What is expected: Please restate all of the records word for word, setting the pictures aside.

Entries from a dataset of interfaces
★ ★ ★ ★

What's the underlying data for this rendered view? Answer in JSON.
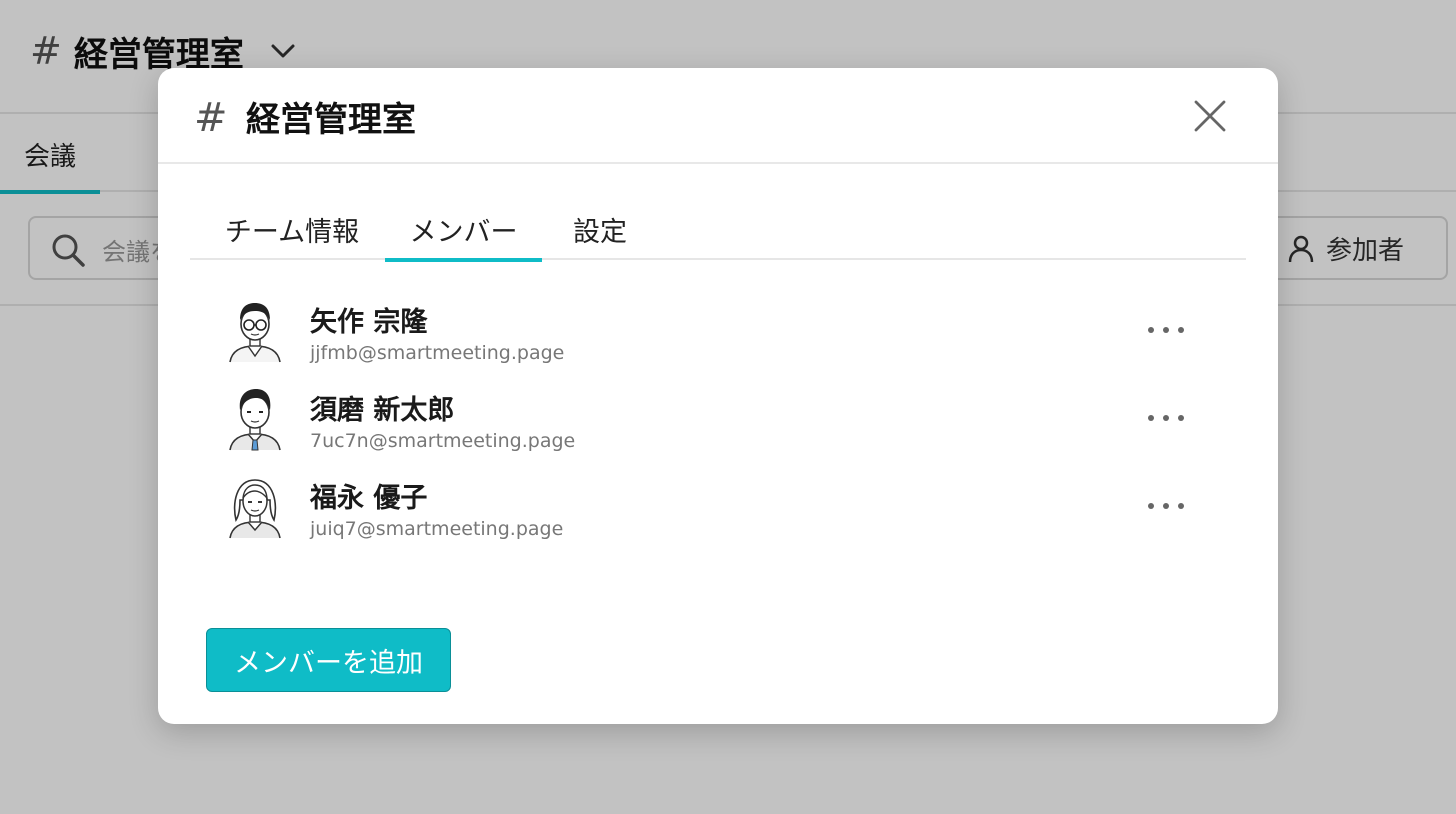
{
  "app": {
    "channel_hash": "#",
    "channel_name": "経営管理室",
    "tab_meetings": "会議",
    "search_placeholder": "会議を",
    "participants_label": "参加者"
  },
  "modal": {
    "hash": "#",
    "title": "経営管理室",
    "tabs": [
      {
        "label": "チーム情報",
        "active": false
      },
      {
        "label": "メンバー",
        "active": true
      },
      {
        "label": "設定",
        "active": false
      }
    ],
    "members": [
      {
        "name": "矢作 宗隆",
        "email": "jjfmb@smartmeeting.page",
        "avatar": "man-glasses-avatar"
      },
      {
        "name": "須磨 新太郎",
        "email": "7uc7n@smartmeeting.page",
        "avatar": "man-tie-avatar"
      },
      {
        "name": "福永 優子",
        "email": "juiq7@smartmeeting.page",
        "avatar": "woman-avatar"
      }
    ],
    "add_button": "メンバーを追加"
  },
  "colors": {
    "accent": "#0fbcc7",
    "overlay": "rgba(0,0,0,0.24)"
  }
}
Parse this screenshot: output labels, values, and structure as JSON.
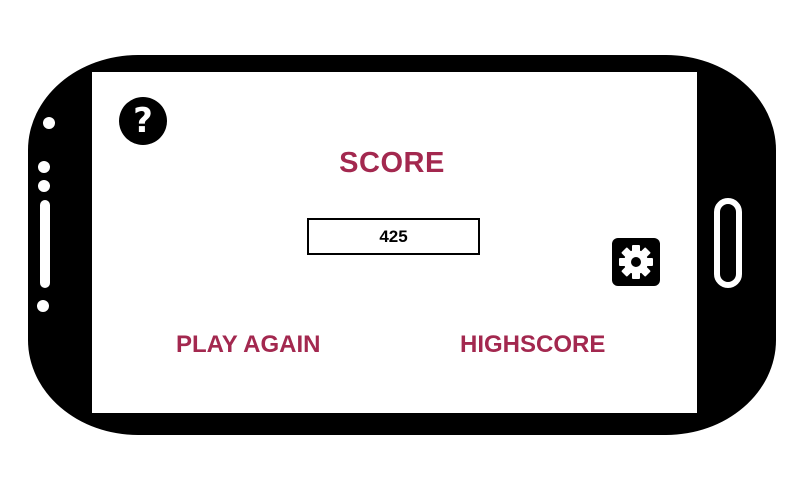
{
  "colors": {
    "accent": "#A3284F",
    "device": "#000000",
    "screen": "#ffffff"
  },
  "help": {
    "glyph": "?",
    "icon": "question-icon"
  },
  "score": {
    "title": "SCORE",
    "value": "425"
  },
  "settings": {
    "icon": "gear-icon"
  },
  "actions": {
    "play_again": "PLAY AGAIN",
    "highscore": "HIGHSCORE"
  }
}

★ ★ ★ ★

Task solution:
What's the underlying data for this rendered view? Answer in JSON.
{
  "app": {
    "channel_hash": "#",
    "channel_name": "経営管理室",
    "tab_meetings": "会議",
    "search_placeholder": "会議を",
    "participants_label": "参加者"
  },
  "modal": {
    "hash": "#",
    "title": "経営管理室",
    "tabs": [
      {
        "label": "チーム情報",
        "active": false
      },
      {
        "label": "メンバー",
        "active": true
      },
      {
        "label": "設定",
        "active": false
      }
    ],
    "members": [
      {
        "name": "矢作 宗隆",
        "email": "jjfmb@smartmeeting.page",
        "avatar": "man-glasses-avatar"
      },
      {
        "name": "須磨 新太郎",
        "email": "7uc7n@smartmeeting.page",
        "avatar": "man-tie-avatar"
      },
      {
        "name": "福永 優子",
        "email": "juiq7@smartmeeting.page",
        "avatar": "woman-avatar"
      }
    ],
    "add_button": "メンバーを追加"
  },
  "colors": {
    "accent": "#0fbcc7",
    "overlay": "rgba(0,0,0,0.24)"
  }
}
Parse this screenshot: output labels, values, and structure as JSON.
{
  "colors": {
    "accent": "#A3284F",
    "device": "#000000",
    "screen": "#ffffff"
  },
  "help": {
    "glyph": "?",
    "icon": "question-icon"
  },
  "score": {
    "title": "SCORE",
    "value": "425"
  },
  "settings": {
    "icon": "gear-icon"
  },
  "actions": {
    "play_again": "PLAY AGAIN",
    "highscore": "HIGHSCORE"
  }
}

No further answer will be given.